Sprint intends to keep offering unlimited data to its iPhone users, even after the operator rolls out its faster LTE network later this year. Sprint CEO, Dan Hesse, confirmed the plans to CNet on Wednesday, saying “I’m not anticipating the unlimited plan would change by that point. That’s our distinctive differentiator.”
My colleague, Kevin Fitchard wasn’t overly impressed by sales numbers for Sprint’s iPhone — 1.5 million last quarter — but I view them a little differently. Verizon has nearly twice customer base of Sprint and sold roughly double the number of iPhones last quarter: 3.2 million. Based on that, I’d say that Sprint’s iPhone sales are at least proportionally comparable to its main CDMA rival. Still, others wonder why someone would buy a Sprint iPhone at all.
I just don't understand why anyone would buy an iPhone 4S on a CDMA network like Sprint unless it's a rural coverage thing…—
Jim Baker (@jnb65) April 25, 2012
My response to that was likely the same as Hesse’s would be: The unlimited data plan is a very likely factor, regardless of the slower 3G speeds. Jim Baker does raise a valid point on the speeds and responded back to me that most folks don’t hit their monthly caps anyway, so the “unlimited” benefit of Sprint’s plans is muted. Perhaps, but that may change as apps use more data and consumers turn to larger screened, high-resolution phones to stream video content.

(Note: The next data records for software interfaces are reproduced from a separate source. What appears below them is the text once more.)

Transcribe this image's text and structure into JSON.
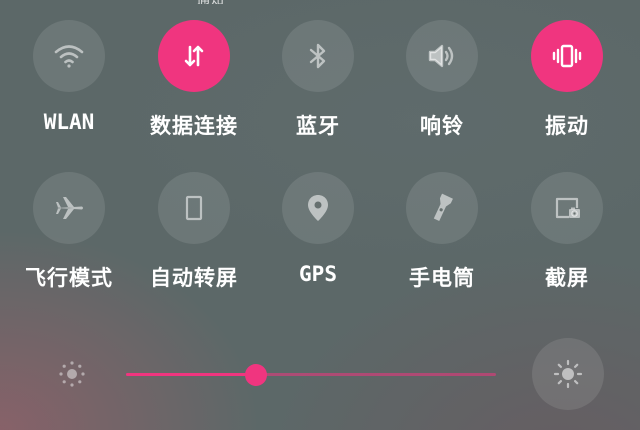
{
  "status_fragment": "通知",
  "tiles": [
    {
      "label": "WLAN",
      "icon": "wifi-icon",
      "active": false
    },
    {
      "label": "数据连接",
      "icon": "data-transfer-icon",
      "active": true
    },
    {
      "label": "蓝牙",
      "icon": "bluetooth-icon",
      "active": false
    },
    {
      "label": "响铃",
      "icon": "speaker-icon",
      "active": false
    },
    {
      "label": "振动",
      "icon": "vibrate-icon",
      "active": true
    },
    {
      "label": "飞行模式",
      "icon": "airplane-icon",
      "active": false
    },
    {
      "label": "自动转屏",
      "icon": "screen-rotate-icon",
      "active": false
    },
    {
      "label": "GPS",
      "icon": "location-pin-icon",
      "active": false
    },
    {
      "label": "手电筒",
      "icon": "flashlight-icon",
      "active": false
    },
    {
      "label": "截屏",
      "icon": "screenshot-icon",
      "active": false
    }
  ],
  "brightness": {
    "level": 0.35
  },
  "colors": {
    "accent": "#f0357f",
    "text": "#ffffff"
  }
}
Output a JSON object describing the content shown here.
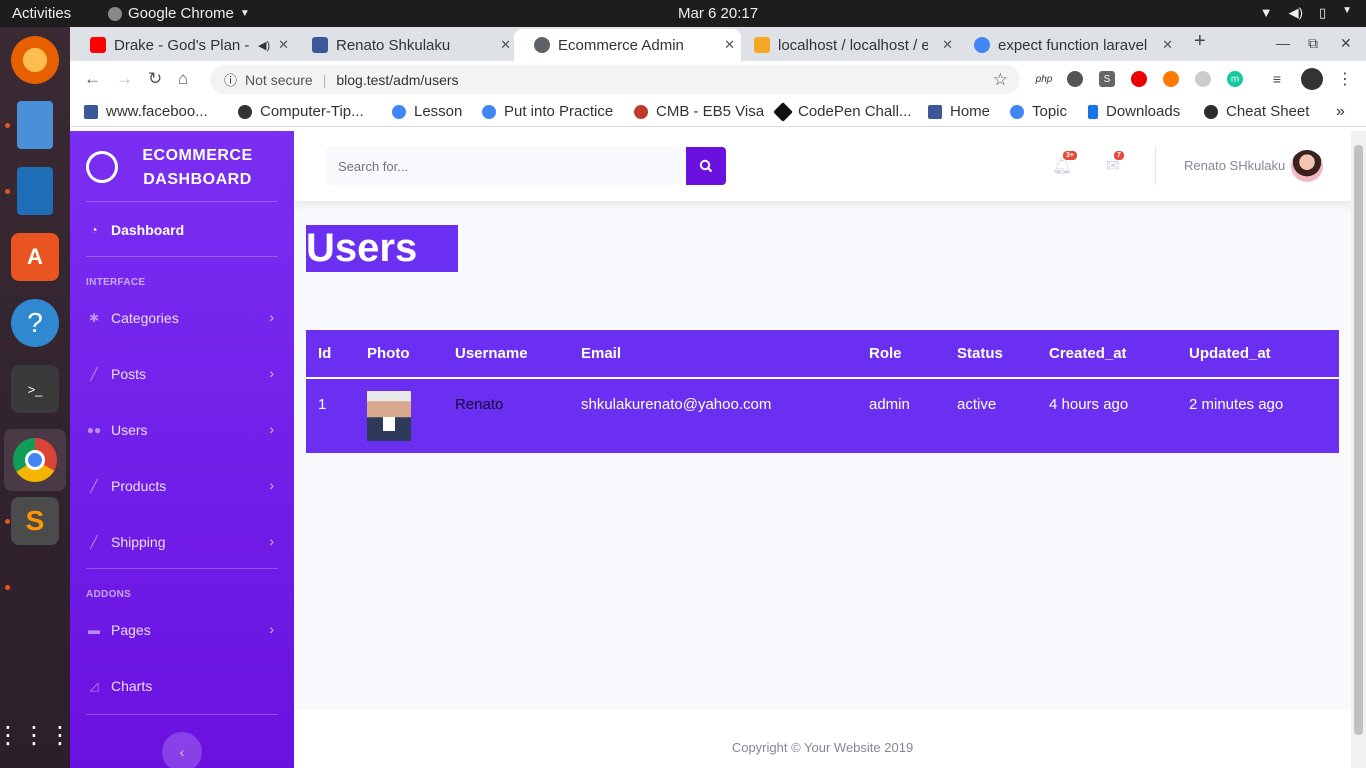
{
  "os": {
    "activities": "Activities",
    "app_name": "Google Chrome",
    "clock": "Mar 6  20:17"
  },
  "tabs": [
    {
      "title": "Drake - God's Plan - ",
      "active": false
    },
    {
      "title": "Renato Shkulaku",
      "active": false
    },
    {
      "title": "Ecommerce Admin",
      "active": true
    },
    {
      "title": "localhost / localhost / e",
      "active": false
    },
    {
      "title": "expect function laravel",
      "active": false
    }
  ],
  "address": {
    "security": "Not secure",
    "url": "blog.test/adm/users"
  },
  "bookmarks": [
    {
      "label": "www.faceboo...",
      "icon": "facebook-icon",
      "color": "#3b5998"
    },
    {
      "label": "Computer-Tip...",
      "icon": "computer-tips-icon",
      "color": "#333333"
    },
    {
      "label": "Lesson",
      "icon": "google-icon",
      "color": "#4285f4"
    },
    {
      "label": "Put into Practice",
      "icon": "google-icon",
      "color": "#4285f4"
    },
    {
      "label": "CMB - EB5 Visa",
      "icon": "cmb-icon",
      "color": "#c0392b"
    },
    {
      "label": "CodePen Chall...",
      "icon": "codepen-icon",
      "color": "#111111"
    },
    {
      "label": "Home",
      "icon": "facebook-icon",
      "color": "#3b5998"
    },
    {
      "label": "Topic",
      "icon": "google-icon",
      "color": "#4285f4"
    },
    {
      "label": "Downloads",
      "icon": "download-icon",
      "color": "#1a73e8"
    },
    {
      "label": "Cheat Sheet",
      "icon": "cheatsheet-icon",
      "color": "#2d2d2d"
    }
  ],
  "sidebar": {
    "brand_line1": "ECOMMERCE",
    "brand_line2": "DASHBOARD",
    "dashboard": "Dashboard",
    "heading_interface": "INTERFACE",
    "heading_addons": "ADDONS",
    "items": [
      {
        "label": "Categories",
        "icon": "gear-icon"
      },
      {
        "label": "Posts",
        "icon": "wrench-icon"
      },
      {
        "label": "Users",
        "icon": "users-icon"
      },
      {
        "label": "Products",
        "icon": "wrench-icon"
      },
      {
        "label": "Shipping",
        "icon": "wrench-icon"
      },
      {
        "label": "Pages",
        "icon": "folder-icon"
      },
      {
        "label": "Charts",
        "icon": "chart-area-icon"
      }
    ]
  },
  "topnav": {
    "search_placeholder": "Search for...",
    "alerts_badge": "3+",
    "messages_badge": "7",
    "user_name": "Renato SHkulaku"
  },
  "page": {
    "title": "Users"
  },
  "table": {
    "headers": [
      "Id",
      "Photo",
      "Username",
      "Email",
      "Role",
      "Status",
      "Created_at",
      "Updated_at"
    ],
    "rows": [
      {
        "id": "1",
        "username": "Renato",
        "email": "shkulakurenato@yahoo.com",
        "role": "admin",
        "status": "active",
        "created_at": "4 hours ago",
        "updated_at": "2 minutes ago"
      }
    ]
  },
  "footer": {
    "copyright": "Copyright © Your Website 2019"
  },
  "colors": {
    "accent": "#6a2ff0",
    "sidebar": "#7a2ff2"
  }
}
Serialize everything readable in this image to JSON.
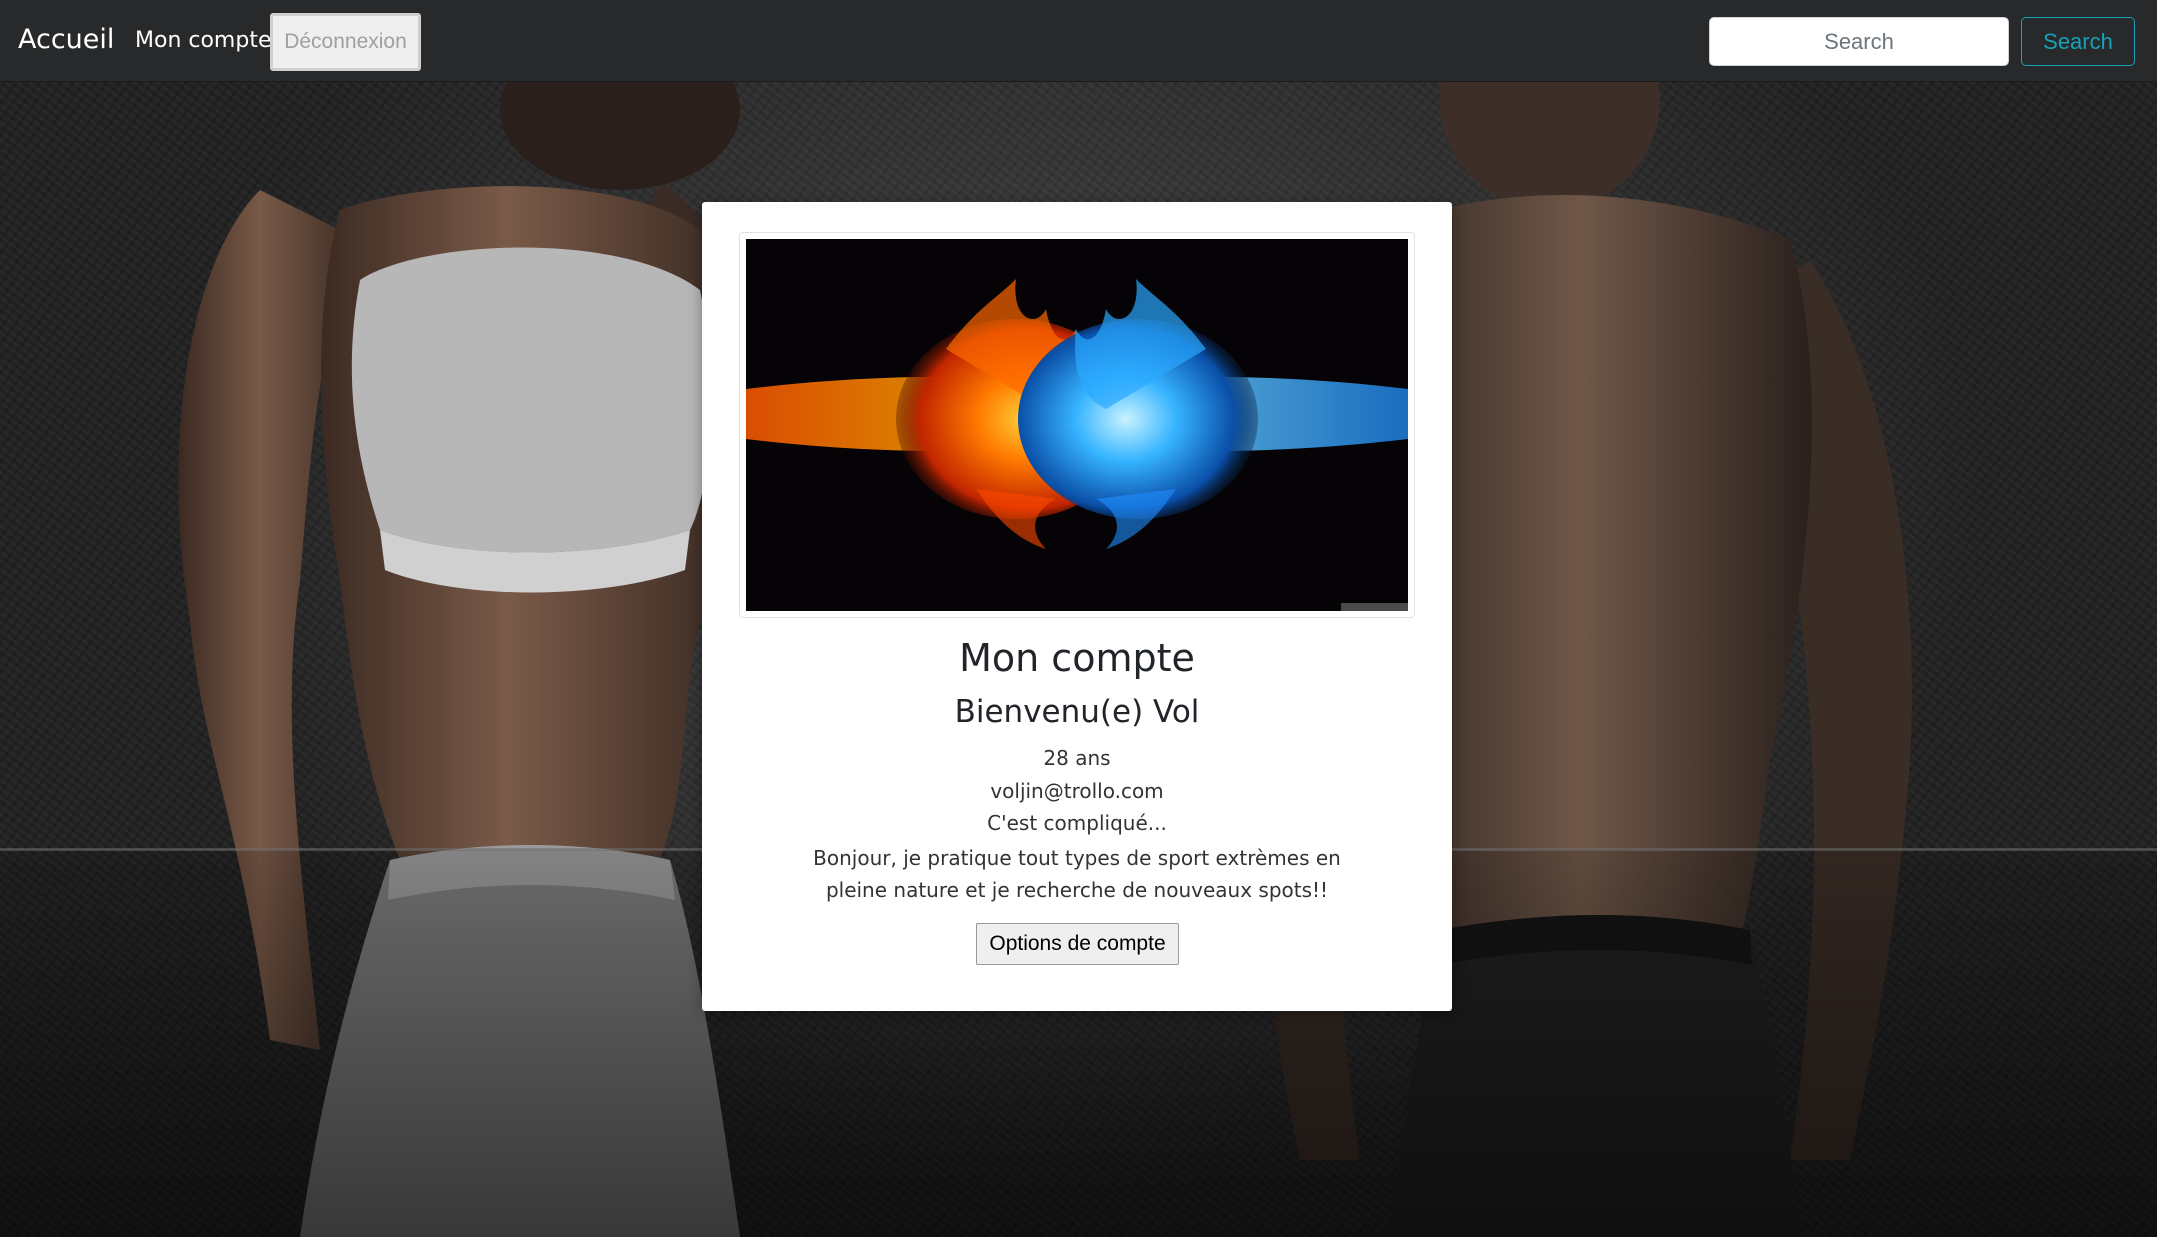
{
  "nav": {
    "brand": "Accueil",
    "account_link": "Mon compte",
    "logout_button": "Déconnexion",
    "search_placeholder": "Search",
    "search_button": "Search"
  },
  "profile": {
    "title": "Mon compte",
    "welcome": "Bienvenu(e) Vol",
    "age": "28 ans",
    "email": "voljin@trollo.com",
    "relationship": "C'est compliqué...",
    "bio": "Bonjour, je pratique tout types de sport extrèmes en pleine nature et je recherche de nouveaux spots!!",
    "options_button": "Options de compte"
  },
  "images": {
    "background": "gym-athletes-background",
    "banner": "fire-and-ice-fists"
  },
  "colors": {
    "navbar_bg": "#27292b",
    "search_accent": "#17a2b8",
    "fire": "#ff6a00",
    "ice": "#29a8ff"
  }
}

Regardless of what Baker and I think, current and potential Sprint customers will rejoice over Hesse’s confirmation that unlimited plans for the iPhone will continue into the LTE era. In a conversation with Kevin Fitchard, he noted that this really shouldn’t be a surprise. Sprint will gain network efficiencies with LTE in lieu of CDMA. Even though consumers will use the network more, it will be better equipped to handle greater demand.
Based on a TechHog article from earlier this month, Sprint had already confirmed that unlimited LTE plans would be available for the LG Viper, an Android handset, but if there was any doubt on the iPhone plans, you can dismiss it. And if Apple does offer an LTE iPhone for Sprint — which could be tricky because of the frequencies Sprint plans to use for its network — all of the U.S. operators will be competing more directly on price. I suspect Sprint will sell an even greater share of iPhones as compared to AT&T and Verizon at that point.